John Aravosis’s AMERICAblog was all over this story from the moment it began. His site became a public square for information about the Ford deal with Wildmon and the LGBT community’s reaction. He published the phone numbers and emails of Ford executives. His readers got Ford people on the phone, and he published and dissected their lame attempts to spin their way out of their self-made crisis. His site became a bulletin board, an information clearing house, and a war room, instantaneously linking hundreds of thousands of people, a micro-political movement with no need to rent filing cabinets, hire direct-mail specialists, or run ads.
I love this example because it shows how a single sophisticated blog can run circles around the MSM with faster, more insightful and more trustworthy reporting. Yes, yes, there are all sorts of scurrilous, poorly vetted blogs — but anyone who has tuned into Fox News or Sinclair-owned TV stations knows that the MSM can be equally scurrilous and erroneous. Bob Woodward cozies up to his sources in the Bush Administration, betraying his duty to the public’s right to know. The New York Times still hasn’t come clean on Judith Miller’s perfidies on the WMD story. The burden of transparency at the NYT has been assigned to an ombudsman, essentially insulating the rest of the paper from having to host its own open dialogues with readers. Meanwhile, who is stepping forward from either the MSM executive ranks or journalistic world to ostracize or sanction reporters who abuse the public trust?
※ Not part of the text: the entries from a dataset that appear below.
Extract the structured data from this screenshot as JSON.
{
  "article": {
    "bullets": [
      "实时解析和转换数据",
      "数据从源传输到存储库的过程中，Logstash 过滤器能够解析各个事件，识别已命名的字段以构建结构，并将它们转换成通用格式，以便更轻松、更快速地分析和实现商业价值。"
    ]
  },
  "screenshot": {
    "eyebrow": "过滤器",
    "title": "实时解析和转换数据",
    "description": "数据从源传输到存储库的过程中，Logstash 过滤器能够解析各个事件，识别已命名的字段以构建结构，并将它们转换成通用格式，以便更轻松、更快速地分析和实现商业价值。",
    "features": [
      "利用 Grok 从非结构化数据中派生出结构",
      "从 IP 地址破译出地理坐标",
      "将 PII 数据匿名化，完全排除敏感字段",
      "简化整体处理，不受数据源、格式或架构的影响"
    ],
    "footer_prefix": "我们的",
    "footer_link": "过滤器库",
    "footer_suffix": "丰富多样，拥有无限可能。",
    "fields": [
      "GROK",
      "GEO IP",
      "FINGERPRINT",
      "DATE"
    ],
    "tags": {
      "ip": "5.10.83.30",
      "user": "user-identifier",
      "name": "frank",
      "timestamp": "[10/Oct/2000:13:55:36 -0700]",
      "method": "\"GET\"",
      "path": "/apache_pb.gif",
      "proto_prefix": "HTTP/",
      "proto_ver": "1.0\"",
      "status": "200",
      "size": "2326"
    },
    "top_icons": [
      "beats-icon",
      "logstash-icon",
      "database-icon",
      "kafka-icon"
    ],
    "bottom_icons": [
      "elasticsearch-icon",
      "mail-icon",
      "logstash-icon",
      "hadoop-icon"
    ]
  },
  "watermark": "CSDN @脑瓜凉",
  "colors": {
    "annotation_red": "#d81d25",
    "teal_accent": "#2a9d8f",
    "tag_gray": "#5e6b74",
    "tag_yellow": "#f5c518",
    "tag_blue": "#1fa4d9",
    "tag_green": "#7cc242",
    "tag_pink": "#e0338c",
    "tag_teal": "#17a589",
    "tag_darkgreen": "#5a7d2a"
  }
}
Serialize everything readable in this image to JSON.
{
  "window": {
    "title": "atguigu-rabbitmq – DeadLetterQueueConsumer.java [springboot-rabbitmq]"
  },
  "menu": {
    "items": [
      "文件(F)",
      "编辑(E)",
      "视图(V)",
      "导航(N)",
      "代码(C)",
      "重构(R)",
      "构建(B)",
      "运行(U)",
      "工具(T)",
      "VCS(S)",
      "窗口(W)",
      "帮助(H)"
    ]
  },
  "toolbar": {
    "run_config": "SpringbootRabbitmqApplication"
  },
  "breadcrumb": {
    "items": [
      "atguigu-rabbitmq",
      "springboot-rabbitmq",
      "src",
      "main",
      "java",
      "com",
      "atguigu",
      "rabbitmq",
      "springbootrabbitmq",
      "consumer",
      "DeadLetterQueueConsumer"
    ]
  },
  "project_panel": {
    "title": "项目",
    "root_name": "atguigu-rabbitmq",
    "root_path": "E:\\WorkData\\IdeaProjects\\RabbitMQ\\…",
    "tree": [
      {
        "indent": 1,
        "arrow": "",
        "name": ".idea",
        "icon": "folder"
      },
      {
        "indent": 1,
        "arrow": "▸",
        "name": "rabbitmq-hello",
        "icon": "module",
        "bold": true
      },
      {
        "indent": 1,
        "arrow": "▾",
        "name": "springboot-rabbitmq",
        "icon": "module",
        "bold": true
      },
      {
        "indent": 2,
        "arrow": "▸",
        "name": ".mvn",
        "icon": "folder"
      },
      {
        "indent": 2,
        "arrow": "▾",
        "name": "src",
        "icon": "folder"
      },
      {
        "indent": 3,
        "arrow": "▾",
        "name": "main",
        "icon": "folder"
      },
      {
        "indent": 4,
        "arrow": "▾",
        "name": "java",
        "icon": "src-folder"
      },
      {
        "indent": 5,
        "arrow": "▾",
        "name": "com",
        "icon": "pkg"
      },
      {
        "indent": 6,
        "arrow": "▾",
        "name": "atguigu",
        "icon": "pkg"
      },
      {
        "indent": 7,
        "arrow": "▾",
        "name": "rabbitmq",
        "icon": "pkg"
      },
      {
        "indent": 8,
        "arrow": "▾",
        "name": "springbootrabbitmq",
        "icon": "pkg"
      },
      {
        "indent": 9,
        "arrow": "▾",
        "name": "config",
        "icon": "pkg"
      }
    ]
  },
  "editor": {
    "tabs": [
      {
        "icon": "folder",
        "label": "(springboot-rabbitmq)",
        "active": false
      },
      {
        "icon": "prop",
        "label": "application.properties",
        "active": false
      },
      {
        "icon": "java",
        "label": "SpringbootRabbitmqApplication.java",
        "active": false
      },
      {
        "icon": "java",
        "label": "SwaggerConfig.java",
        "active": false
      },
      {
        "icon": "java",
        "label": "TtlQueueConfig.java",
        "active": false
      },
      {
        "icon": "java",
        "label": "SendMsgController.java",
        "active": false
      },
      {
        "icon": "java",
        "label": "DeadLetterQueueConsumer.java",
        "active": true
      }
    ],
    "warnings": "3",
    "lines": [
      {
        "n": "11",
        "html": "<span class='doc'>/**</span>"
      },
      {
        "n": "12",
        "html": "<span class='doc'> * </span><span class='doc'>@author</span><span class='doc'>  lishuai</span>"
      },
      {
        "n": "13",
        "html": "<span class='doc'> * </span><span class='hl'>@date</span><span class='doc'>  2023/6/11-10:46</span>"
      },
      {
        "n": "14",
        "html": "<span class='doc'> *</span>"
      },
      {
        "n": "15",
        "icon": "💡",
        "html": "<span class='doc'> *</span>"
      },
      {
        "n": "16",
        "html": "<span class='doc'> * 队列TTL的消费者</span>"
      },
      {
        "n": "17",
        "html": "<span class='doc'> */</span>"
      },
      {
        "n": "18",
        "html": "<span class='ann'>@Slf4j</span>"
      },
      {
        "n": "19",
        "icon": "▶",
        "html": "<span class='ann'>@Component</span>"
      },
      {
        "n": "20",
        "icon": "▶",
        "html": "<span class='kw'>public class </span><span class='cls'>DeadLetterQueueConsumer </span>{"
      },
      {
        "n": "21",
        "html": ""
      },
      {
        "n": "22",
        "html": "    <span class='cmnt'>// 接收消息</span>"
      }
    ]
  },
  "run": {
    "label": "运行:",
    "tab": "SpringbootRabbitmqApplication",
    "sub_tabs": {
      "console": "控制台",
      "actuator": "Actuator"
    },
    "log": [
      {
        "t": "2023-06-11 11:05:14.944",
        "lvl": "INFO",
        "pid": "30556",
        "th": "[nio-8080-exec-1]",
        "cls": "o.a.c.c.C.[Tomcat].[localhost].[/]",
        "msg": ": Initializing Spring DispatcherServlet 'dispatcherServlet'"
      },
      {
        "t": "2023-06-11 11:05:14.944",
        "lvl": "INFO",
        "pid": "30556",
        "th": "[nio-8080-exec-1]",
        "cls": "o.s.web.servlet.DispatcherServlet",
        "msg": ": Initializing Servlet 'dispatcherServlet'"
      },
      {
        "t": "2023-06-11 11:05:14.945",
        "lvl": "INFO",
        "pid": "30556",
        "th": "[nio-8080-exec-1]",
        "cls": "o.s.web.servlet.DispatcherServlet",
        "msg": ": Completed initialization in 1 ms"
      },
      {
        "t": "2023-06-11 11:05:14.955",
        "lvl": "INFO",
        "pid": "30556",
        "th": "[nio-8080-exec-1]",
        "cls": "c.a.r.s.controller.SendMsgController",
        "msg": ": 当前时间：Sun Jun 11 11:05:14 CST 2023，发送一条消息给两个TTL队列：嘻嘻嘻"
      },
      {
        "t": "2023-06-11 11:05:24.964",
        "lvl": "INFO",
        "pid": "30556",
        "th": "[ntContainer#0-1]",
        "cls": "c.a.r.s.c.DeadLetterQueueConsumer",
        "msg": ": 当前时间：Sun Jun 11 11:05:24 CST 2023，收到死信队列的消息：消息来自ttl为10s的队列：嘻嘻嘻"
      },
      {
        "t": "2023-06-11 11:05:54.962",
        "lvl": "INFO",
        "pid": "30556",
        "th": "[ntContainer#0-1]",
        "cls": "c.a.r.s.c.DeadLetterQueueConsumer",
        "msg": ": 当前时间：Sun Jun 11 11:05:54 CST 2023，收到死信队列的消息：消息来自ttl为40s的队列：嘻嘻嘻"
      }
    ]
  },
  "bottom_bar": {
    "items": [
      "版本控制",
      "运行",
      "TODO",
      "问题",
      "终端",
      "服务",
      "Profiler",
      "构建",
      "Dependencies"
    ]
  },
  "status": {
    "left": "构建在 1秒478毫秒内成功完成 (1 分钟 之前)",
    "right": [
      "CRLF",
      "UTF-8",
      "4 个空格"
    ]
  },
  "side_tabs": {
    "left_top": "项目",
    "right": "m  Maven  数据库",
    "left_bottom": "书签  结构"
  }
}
This is a key reason why online journalism is flourishing: it is trusted. NYU professor and press critic Jay Rosen has a wonderful essay, “Blogging, Journalism & Credibility,” that explores this territory with great insight. He explains how professional journalism no longer has sovereignty over the flow of news; readers are gaining more direct control themselves. The “social dynamics of user trust” are changing radically. Rosen writes:
The price of professionalizing journalism was the de-voicing of the journalist. The price for having mass media was the atomization of the audience, who in the broadcasting model were connected “up” to the center, but not “across” to each other. Well, blogging is a re-voicing tool in journalism, and the Net’s strengths in horizontal communication mean that audience atomization is being overcome.
For me, citizen journalism (a phenomena that has many names and multiple aspects) is evidence of the commons rising. New types of social communities are emerging to challenge the MSM view of the world. In the process, the MSM is revealed as a creature of the market, not of the commons — and therefore less accountable and trustworthy. Whether the MSM can re-engineer their business model to take greater account of the commons remains a significant open question.